Travelling can be pretty tiring as well. There is always something to arrange or take care of in the evenings, trying to make it on time to your transportation is stressful, and don’t even get me started on how it feels like seeing your funds diminish from your account.
So the plan was to take a break from all that and just relax.
Probably comes as no surprise that the first half of our trip was running around like headless chickens and walking our feet sore in the humid over +30 degrees weather.
On one really rainy but hot day, we took on the task to visit Valley of the Temples, a 1.5 hour bus drive away. The main target was a Japanese Buddhist Byodi-In temple, which is located in a valley and mids of green mountains. We got soaked twice when the sky was pouring on us, but dried up fast as well since when the sun came out, it was burning hot.
We first had a look at a family service building by George Pete Wimberly located on the cemetery, that represents typical Hawaiian modernism by its architectural style.
The temple was beautiful and peaceful – at least for the first hour. We arrived when the temple opened at 9 am and all the tour buses arrived closer to 10 am. The temple was as beautiful up close as it was from a distance, especially when the clouds would come and go and cover parts of the mountain tops. To me the most impressive part was to see the temple on the horizon, quite a sight within the valley.
There were other plans for day trips as well. We really wanted to visit North Shore, that holds one of the biggest surfing competition every winter. During summer the beaches are great for snorkeling, jumping off cliffs into the ocean, and watching sea turtles.
We really wanted to climb a hill to one of the several lookouts to be amazed by the beauty of Hawaiian nature.
We also really wanted to visit Hanauma Bay, which has been said to be the best snorkeling beach in O’ahu.
But a trip to northern beaches would have been 2,5 hours on a bus – one way. The distance between the locations we wanted to visit were 45-90 minutes walk apart each time. Of course you would also want to spend time in each location, so without a car we were in trouble. The other destinations were a longer bus trip away too, and frankly, we just had had it.
The truth is there is only so much you can do. We had another intense period coming up when travelling the West Coast of the USA, so we finally admitted that sometimes it is okay to just lay on the beach. So we did.
Waikiki is the area to go, if you enjoy spending your time with other tourists. It is also the home for Waikiki Beach, the best known beach of all Hawaiian islands. No other area is in as good condition (infrastructure, cleanliness, etc.) as the Waikiki area or has as many other high end retails stores or hotels so close to each other.

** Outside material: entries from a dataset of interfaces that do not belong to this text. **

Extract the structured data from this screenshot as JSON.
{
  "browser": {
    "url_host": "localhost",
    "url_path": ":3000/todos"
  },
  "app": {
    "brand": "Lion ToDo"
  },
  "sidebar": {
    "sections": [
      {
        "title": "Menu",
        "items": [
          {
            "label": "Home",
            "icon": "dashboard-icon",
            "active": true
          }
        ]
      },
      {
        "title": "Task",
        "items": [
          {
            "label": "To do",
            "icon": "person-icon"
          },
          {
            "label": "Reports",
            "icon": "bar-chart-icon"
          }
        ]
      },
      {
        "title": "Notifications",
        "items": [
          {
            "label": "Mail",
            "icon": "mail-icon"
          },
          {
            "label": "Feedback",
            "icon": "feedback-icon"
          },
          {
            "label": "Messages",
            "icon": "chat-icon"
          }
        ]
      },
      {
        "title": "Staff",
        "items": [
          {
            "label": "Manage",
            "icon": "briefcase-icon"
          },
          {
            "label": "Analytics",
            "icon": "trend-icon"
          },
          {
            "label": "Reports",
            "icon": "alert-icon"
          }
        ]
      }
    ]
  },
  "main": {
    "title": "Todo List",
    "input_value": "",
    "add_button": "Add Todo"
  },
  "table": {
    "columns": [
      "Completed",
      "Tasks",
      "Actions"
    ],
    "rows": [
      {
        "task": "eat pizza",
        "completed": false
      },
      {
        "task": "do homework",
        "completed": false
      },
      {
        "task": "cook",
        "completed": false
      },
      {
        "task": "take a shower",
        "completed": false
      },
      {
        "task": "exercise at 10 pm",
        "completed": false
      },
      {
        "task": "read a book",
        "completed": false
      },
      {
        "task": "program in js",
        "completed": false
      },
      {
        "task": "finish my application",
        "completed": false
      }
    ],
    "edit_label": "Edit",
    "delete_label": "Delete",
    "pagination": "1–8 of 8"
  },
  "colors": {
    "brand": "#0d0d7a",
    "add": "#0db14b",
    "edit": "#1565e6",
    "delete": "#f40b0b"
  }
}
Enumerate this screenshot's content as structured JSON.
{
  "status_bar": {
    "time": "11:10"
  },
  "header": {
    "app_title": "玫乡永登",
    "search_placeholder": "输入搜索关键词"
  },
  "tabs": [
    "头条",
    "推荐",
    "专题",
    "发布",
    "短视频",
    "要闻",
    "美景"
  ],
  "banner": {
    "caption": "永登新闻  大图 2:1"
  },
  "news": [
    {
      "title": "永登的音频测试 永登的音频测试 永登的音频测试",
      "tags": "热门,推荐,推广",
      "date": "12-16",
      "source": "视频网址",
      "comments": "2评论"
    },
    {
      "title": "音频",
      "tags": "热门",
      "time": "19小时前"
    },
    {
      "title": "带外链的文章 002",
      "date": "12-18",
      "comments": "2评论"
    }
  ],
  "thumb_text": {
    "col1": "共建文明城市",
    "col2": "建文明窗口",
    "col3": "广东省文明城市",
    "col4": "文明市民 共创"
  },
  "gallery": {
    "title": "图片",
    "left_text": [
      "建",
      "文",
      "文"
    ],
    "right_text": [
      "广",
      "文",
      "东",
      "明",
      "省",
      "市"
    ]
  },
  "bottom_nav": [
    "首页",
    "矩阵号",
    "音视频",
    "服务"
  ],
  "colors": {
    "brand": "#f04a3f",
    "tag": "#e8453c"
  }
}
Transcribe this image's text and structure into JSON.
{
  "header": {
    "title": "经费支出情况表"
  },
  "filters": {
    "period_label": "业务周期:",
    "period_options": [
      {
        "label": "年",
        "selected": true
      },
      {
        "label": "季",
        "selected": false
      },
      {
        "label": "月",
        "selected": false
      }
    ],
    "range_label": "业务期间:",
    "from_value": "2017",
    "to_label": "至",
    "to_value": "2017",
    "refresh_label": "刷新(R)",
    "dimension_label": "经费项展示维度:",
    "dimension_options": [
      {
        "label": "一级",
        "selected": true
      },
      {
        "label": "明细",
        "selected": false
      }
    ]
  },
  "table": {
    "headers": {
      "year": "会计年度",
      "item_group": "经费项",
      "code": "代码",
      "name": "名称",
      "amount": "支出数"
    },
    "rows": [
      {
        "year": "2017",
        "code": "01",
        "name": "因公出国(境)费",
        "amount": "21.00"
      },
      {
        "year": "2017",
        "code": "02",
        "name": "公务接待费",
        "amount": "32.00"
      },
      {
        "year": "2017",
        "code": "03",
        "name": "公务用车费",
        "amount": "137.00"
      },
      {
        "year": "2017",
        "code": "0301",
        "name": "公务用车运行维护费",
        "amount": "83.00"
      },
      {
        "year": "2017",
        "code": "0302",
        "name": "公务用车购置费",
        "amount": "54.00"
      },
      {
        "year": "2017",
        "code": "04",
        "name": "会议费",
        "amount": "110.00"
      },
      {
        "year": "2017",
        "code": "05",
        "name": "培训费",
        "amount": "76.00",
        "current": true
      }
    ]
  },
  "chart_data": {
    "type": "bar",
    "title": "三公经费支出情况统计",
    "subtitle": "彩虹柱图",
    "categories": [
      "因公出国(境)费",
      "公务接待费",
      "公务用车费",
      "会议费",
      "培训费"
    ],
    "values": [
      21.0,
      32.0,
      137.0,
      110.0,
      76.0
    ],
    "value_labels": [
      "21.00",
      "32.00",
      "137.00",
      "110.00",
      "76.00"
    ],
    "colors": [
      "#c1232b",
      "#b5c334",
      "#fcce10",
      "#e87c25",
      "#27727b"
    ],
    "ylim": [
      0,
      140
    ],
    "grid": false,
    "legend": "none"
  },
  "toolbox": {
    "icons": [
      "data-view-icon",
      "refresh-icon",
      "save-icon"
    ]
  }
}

A unique touch is hundreds of fires burning by the roads in the evenings, which did create a fitting-for-Hawaii atmosphere. Matte felt sorry for the poor soul who needs to lit every single fire post by hand.
On our first night walking along the Waikiki Beach we had a quick chat with an older group from Texas. They had been in Hawaii for one day. “We’ve seen it all”, they told us. They had not gone out of Waikiki, but just seen the beach and the shopping streets. No wonder they would feel they had seen it all, since you can find a place like that so easily in quite a few other places in the world.
A walkable distance from Waikiki is the worlds largest open air mall, where we ran into a Polynesian dance ritual show. It was quite impressive, I must admit.
You can’t mention the Hawaiian beaches without mentioning surfing. Hawaii is, after all, the country where the sport originated from. We even saw wooden surfboards from 19th Century in the Bishop Museum. The king of surf was Duke Kahanamoku, an Olympic swimmer, who’s statues could be seen also along Waikiki Beach. He has been credited for popularizing surfing around the world.
Aussies might have the surfing in their bones, but Hawaiians embody surfing.
We thought about participating on a class too, but ended up only renting body boards. The beaches were so rocky, that we got enough cuts on our feet by only swimming and body boarding. We had still fun though and I was stoked to have a sea turtle swimming nearby me for quite a while.
It was one of my favourite Hawaiian moments. The baby blue sea, palm trees by the shore, the Diamond Head extinct volcano in the distance, a sea turtle saying hi every now and then. That moment was all I needed to feel relaxed again.
Mahalo means thank you or gratitude. We heard it maybe even more frequently than ‘aloha’. It was a polite way to end any conversation and say goodbye, or express gratitude. So mahalo Hawaii! I hope to return one day to explore the other islands in the mids of the Pacific Ocean.